● **What is needed**
Would you please restate all of the entries exactly, apart from the pictures?

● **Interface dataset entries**

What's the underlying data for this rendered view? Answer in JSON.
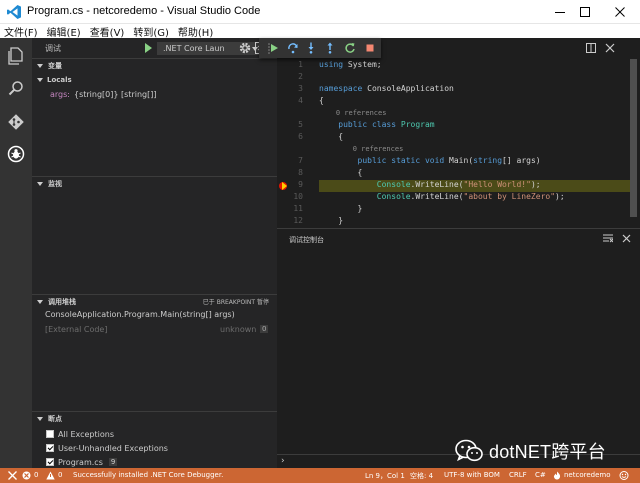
{
  "window": {
    "title": "Program.cs - netcoredemo - Visual Studio Code",
    "minimize_glyph": "—",
    "maximize_glyph": "☐",
    "close_glyph": "✕"
  },
  "menu": [
    "文件(F)",
    "编辑(E)",
    "查看(V)",
    "转到(G)",
    "帮助(H)"
  ],
  "activity_bar": [
    {
      "icon": "explorer-icon"
    },
    {
      "icon": "search-icon"
    },
    {
      "icon": "git-icon"
    },
    {
      "icon": "debug-icon"
    }
  ],
  "debug": {
    "view_label": "调试",
    "config": ".NET Core Laun",
    "toolbar": [
      {
        "icon": "continue-icon"
      },
      {
        "icon": "step-over-icon"
      },
      {
        "icon": "step-into-icon"
      },
      {
        "icon": "step-out-icon"
      },
      {
        "icon": "restart-icon"
      },
      {
        "icon": "stop-icon"
      }
    ]
  },
  "variables": {
    "header": "变量",
    "scope": "Locals",
    "items": [
      {
        "name": "args:",
        "value": "{string[0]} [string[]]"
      }
    ]
  },
  "watch": {
    "header": "监视"
  },
  "call_stack": {
    "header": "调用堆栈",
    "status": "已于 BREAKPOINT 暂停",
    "frames": [
      {
        "name": "ConsoleApplication.Program.Main(string[] args)",
        "dim": false
      },
      {
        "name": "[External Code]",
        "location": "unknown",
        "badge": "0",
        "dim": true
      }
    ]
  },
  "breakpoints": {
    "header": "断点",
    "items": [
      {
        "label": "All Exceptions",
        "checked": false
      },
      {
        "label": "User-Unhandled Exceptions",
        "checked": true
      },
      {
        "label": "Program.cs",
        "checked": true,
        "badge": "9"
      }
    ]
  },
  "editor": {
    "current_line": 9,
    "lines": [
      {
        "n": "1",
        "parts": [
          [
            "kw",
            "using"
          ],
          [
            "",
            " System;"
          ]
        ]
      },
      {
        "n": "2",
        "parts": []
      },
      {
        "n": "3",
        "parts": [
          [
            "kw",
            "namespace"
          ],
          [
            "",
            " ConsoleApplication"
          ]
        ]
      },
      {
        "n": "4",
        "parts": [
          [
            "",
            "{"
          ]
        ]
      },
      {
        "lens": "0 references",
        "indent": "    "
      },
      {
        "n": "5",
        "parts": [
          [
            "",
            "    "
          ],
          [
            "kw",
            "public class"
          ],
          [
            "",
            " "
          ],
          [
            "ty",
            "Program"
          ]
        ]
      },
      {
        "n": "6",
        "parts": [
          [
            "",
            "    {"
          ]
        ]
      },
      {
        "lens": "0 references",
        "indent": "        "
      },
      {
        "n": "7",
        "parts": [
          [
            "",
            "        "
          ],
          [
            "kw",
            "public static void"
          ],
          [
            "",
            " Main("
          ],
          [
            "kw",
            "string"
          ],
          [
            "",
            "[] args)"
          ]
        ]
      },
      {
        "n": "8",
        "parts": [
          [
            "",
            "        {"
          ]
        ]
      },
      {
        "n": "9",
        "parts": [
          [
            "",
            "            "
          ],
          [
            "ty",
            "Console"
          ],
          [
            "",
            ".WriteLine("
          ],
          [
            "str",
            "\"Hello World!\""
          ],
          [
            "",
            ");"
          ]
        ]
      },
      {
        "n": "10",
        "parts": [
          [
            "",
            "            "
          ],
          [
            "ty",
            "Console"
          ],
          [
            "",
            ".WriteLine("
          ],
          [
            "str",
            "\"about by LineZero\""
          ],
          [
            "",
            ");"
          ]
        ]
      },
      {
        "n": "11",
        "parts": [
          [
            "",
            "        }"
          ]
        ]
      },
      {
        "n": "12",
        "parts": [
          [
            "",
            "    }"
          ]
        ]
      }
    ]
  },
  "console": {
    "title": "调试控制台",
    "prompt": "›"
  },
  "status": {
    "errors": "0",
    "warnings": "0",
    "message": "Successfully installed .NET Core Debugger.",
    "position": "Ln 9，Col 1",
    "indent": "空格: 4",
    "encoding": "UTF-8 with BOM",
    "eol": "CRLF",
    "language": "C#",
    "project": "netcoredemo",
    "color": "#cc6633"
  },
  "watermark": {
    "text": "dotNET跨平台"
  }
}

● **Task response**
What's the underlying data for this rendered view? Answer in JSON.
{
  "window": {
    "title": "Program.cs - netcoredemo - Visual Studio Code",
    "minimize_glyph": "—",
    "maximize_glyph": "☐",
    "close_glyph": "✕"
  },
  "menu": [
    "文件(F)",
    "编辑(E)",
    "查看(V)",
    "转到(G)",
    "帮助(H)"
  ],
  "activity_bar": [
    {
      "icon": "explorer-icon"
    },
    {
      "icon": "search-icon"
    },
    {
      "icon": "git-icon"
    },
    {
      "icon": "debug-icon"
    }
  ],
  "debug": {
    "view_label": "调试",
    "config": ".NET Core Laun",
    "toolbar": [
      {
        "icon": "continue-icon"
      },
      {
        "icon": "step-over-icon"
      },
      {
        "icon": "step-into-icon"
      },
      {
        "icon": "step-out-icon"
      },
      {
        "icon": "restart-icon"
      },
      {
        "icon": "stop-icon"
      }
    ]
  },
  "variables": {
    "header": "变量",
    "scope": "Locals",
    "items": [
      {
        "name": "args:",
        "value": "{string[0]} [string[]]"
      }
    ]
  },
  "watch": {
    "header": "监视"
  },
  "call_stack": {
    "header": "调用堆栈",
    "status": "已于 BREAKPOINT 暂停",
    "frames": [
      {
        "name": "ConsoleApplication.Program.Main(string[] args)",
        "dim": false
      },
      {
        "name": "[External Code]",
        "location": "unknown",
        "badge": "0",
        "dim": true
      }
    ]
  },
  "breakpoints": {
    "header": "断点",
    "items": [
      {
        "label": "All Exceptions",
        "checked": false
      },
      {
        "label": "User-Unhandled Exceptions",
        "checked": true
      },
      {
        "label": "Program.cs",
        "checked": true,
        "badge": "9"
      }
    ]
  },
  "editor": {
    "current_line": 9,
    "lines": [
      {
        "n": "1",
        "parts": [
          [
            "kw",
            "using"
          ],
          [
            "",
            " System;"
          ]
        ]
      },
      {
        "n": "2",
        "parts": []
      },
      {
        "n": "3",
        "parts": [
          [
            "kw",
            "namespace"
          ],
          [
            "",
            " ConsoleApplication"
          ]
        ]
      },
      {
        "n": "4",
        "parts": [
          [
            "",
            "{"
          ]
        ]
      },
      {
        "lens": "0 references",
        "indent": "    "
      },
      {
        "n": "5",
        "parts": [
          [
            "",
            "    "
          ],
          [
            "kw",
            "public class"
          ],
          [
            "",
            " "
          ],
          [
            "ty",
            "Program"
          ]
        ]
      },
      {
        "n": "6",
        "parts": [
          [
            "",
            "    {"
          ]
        ]
      },
      {
        "lens": "0 references",
        "indent": "        "
      },
      {
        "n": "7",
        "parts": [
          [
            "",
            "        "
          ],
          [
            "kw",
            "public static void"
          ],
          [
            "",
            " Main("
          ],
          [
            "kw",
            "string"
          ],
          [
            "",
            "[] args)"
          ]
        ]
      },
      {
        "n": "8",
        "parts": [
          [
            "",
            "        {"
          ]
        ]
      },
      {
        "n": "9",
        "parts": [
          [
            "",
            "            "
          ],
          [
            "ty",
            "Console"
          ],
          [
            "",
            ".WriteLine("
          ],
          [
            "str",
            "\"Hello World!\""
          ],
          [
            "",
            ");"
          ]
        ]
      },
      {
        "n": "10",
        "parts": [
          [
            "",
            "            "
          ],
          [
            "ty",
            "Console"
          ],
          [
            "",
            ".WriteLine("
          ],
          [
            "str",
            "\"about by LineZero\""
          ],
          [
            "",
            ");"
          ]
        ]
      },
      {
        "n": "11",
        "parts": [
          [
            "",
            "        }"
          ]
        ]
      },
      {
        "n": "12",
        "parts": [
          [
            "",
            "    }"
          ]
        ]
      }
    ]
  },
  "console": {
    "title": "调试控制台",
    "prompt": "›"
  },
  "status": {
    "errors": "0",
    "warnings": "0",
    "message": "Successfully installed .NET Core Debugger.",
    "position": "Ln 9，Col 1",
    "indent": "空格: 4",
    "encoding": "UTF-8 with BOM",
    "eol": "CRLF",
    "language": "C#",
    "project": "netcoredemo",
    "color": "#cc6633"
  },
  "watermark": {
    "text": "dotNET跨平台"
  }
}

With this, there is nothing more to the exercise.